  • The Carlyle group has raised a $1 billion fund targeted on Latin America, with an emphasis on Brazil, and Goldman has geared up its private equity efforts in the country;
  • Mitsubishi Motors has pledged to invest $632 million over five years in the Brazilian state of Goias, while Hyundai plans a $380 million investment in the same state;
  • Most recently, two French firms have been locked in a multi-billion dollar, on-again / off-again contest to control Pao de Acucar, the largest retailer in the country.1

These transactions are important not only for their scale, but also because most have a substantial foreign component. Historically, the Brazilian economy has not been particularly open to overseas investment, with formal and informal barriers to entry. As a consequence, inbound foreign direct investment (FDI) has not been particularly strong. However, the events above suggest that the tide may be turning, which is no small feat. My experience in Asia suggests that many developing countries are far more restricted to foreign entry than they might appear on paper; thus Brazil’s ability to foster such investment from abroad – indeed, to allow for the foreign takeover of its largest supermarket chain – is impressive. I believe strongly that such openness is a precursor to stronger competitiveness, broader markets, and ultimately more sustainable growth.

It’s imperative that such investment continues, as the Brazilian economy needs it urgently. Pricing pressures continue to escalate, with inflation running ahead of forecast; the latest reading for inflation indicates prices were up 6.7% versus the year prior, which is outside the Banco Central do Brazil’s target range. Persistent inflation, tight labor markets, and outdated infrastructure are now a drag on growth: the central bank estimates that the economy will expand only 4% this year versus over 7% in 2010.2 If Brazil follows through on this sort of investment – and in the process, it opens itself to foreign capital and competition – the economy’s current struggles can be resolved over time. Brazil has a chance to separate itself from the “boom-overheating-bust” cycle of its past, and embark on a steadier path towards development and progress.

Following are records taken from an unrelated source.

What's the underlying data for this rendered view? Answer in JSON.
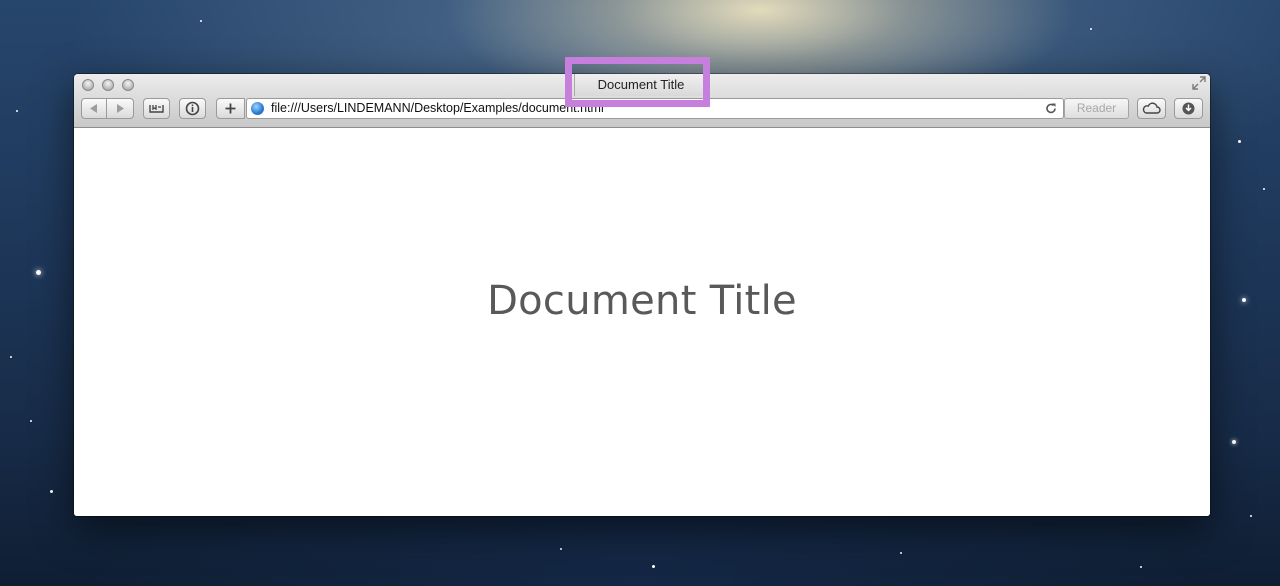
{
  "browser": {
    "window_title": "Document Title",
    "url": "file:///Users/LINDEMANN/Desktop/Examples/document.html",
    "reader_label": "Reader",
    "icons": {
      "back": "back-arrow-icon",
      "forward": "forward-arrow-icon",
      "bookmarks": "bookmarks-icon",
      "info": "info-icon",
      "new_tab": "plus-icon",
      "site": "globe-icon",
      "reload": "reload-icon",
      "icloud": "cloud-icon",
      "downloads": "download-icon",
      "fullscreen": "fullscreen-icon"
    }
  },
  "page": {
    "heading": "Document Title"
  },
  "colors": {
    "highlight": "#c77fdd",
    "heading_text": "#595959"
  }
}
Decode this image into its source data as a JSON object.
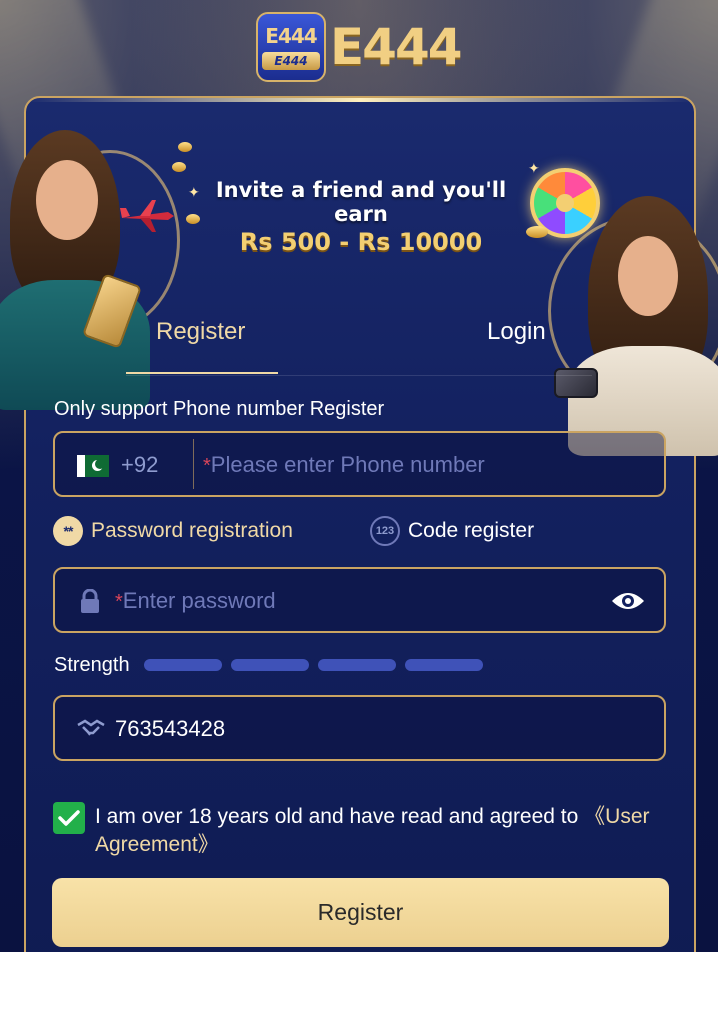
{
  "brand": {
    "badge_top": "E444",
    "badge_bottom": "E444",
    "wordmark": "E444",
    "gold": "#f1cf83",
    "navy": "#0e1a52"
  },
  "promo": {
    "line1": "Invite a friend and you'll earn",
    "line2": "Rs 500 - Rs 10000"
  },
  "tabs": [
    {
      "label": "Register",
      "active": true
    },
    {
      "label": "Login",
      "active": false
    }
  ],
  "form": {
    "note": "Only support Phone number Register",
    "phone": {
      "country_code": "+92",
      "required_mark": "*",
      "placeholder": "Please enter Phone number",
      "flag_icon": "pakistan-flag-icon"
    },
    "modes": {
      "password": {
        "label": "Password registration",
        "icon_text": "**",
        "selected": true
      },
      "code": {
        "label": "Code register",
        "icon_text": "123",
        "selected": false
      }
    },
    "password": {
      "required_mark": "*",
      "placeholder": "Enter password",
      "lock_icon": "lock-icon",
      "eye_icon": "eye-icon"
    },
    "strength": {
      "label": "Strength",
      "segments": 4,
      "segment_color": "#3f52b8"
    },
    "invite_code": {
      "value": "763543428",
      "icon": "handshake-icon"
    },
    "agreement": {
      "checked": true,
      "text": "I am over 18 years old and have read and agreed to ",
      "link": "《User Agreement》"
    },
    "submit_label": "Register"
  }
}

Andrew Foster

Seafarer had no economic interest in the securities mentioned in this commentary as of the date of its publication. View the Seafarer Overseas Growth and Income Fund’s Top 10 Holdings. Holdings are subject to change.

The views and information discussed in this commentary are as of the date of publication, are subject to change, and may not reflect the writer’s current views. The views expressed represent an assessment of market conditions at a specific point in time, are opinions only and should not be relied upon as investment advice regarding a particular investment or markets in general. Such information does not constitute a recommendation to buy or sell specific securities or investment vehicles. It should not be assumed that any investment will be profitable or will equal the performance of the portfolios or any securities or any sectors mentioned herein. The subject matter contained herein has been derived from several sources believed to be reliable and accurate at the time of compilation. Seafarer does not accept any liability for losses either direct or consequential caused by the use of this information.

  1. Bloomberg News, various reports.
  2. Bloomberg News, “Brazil Growth Held Back by Inflation, Currency as BlackRock Stays Bullish,” 14 July 2011.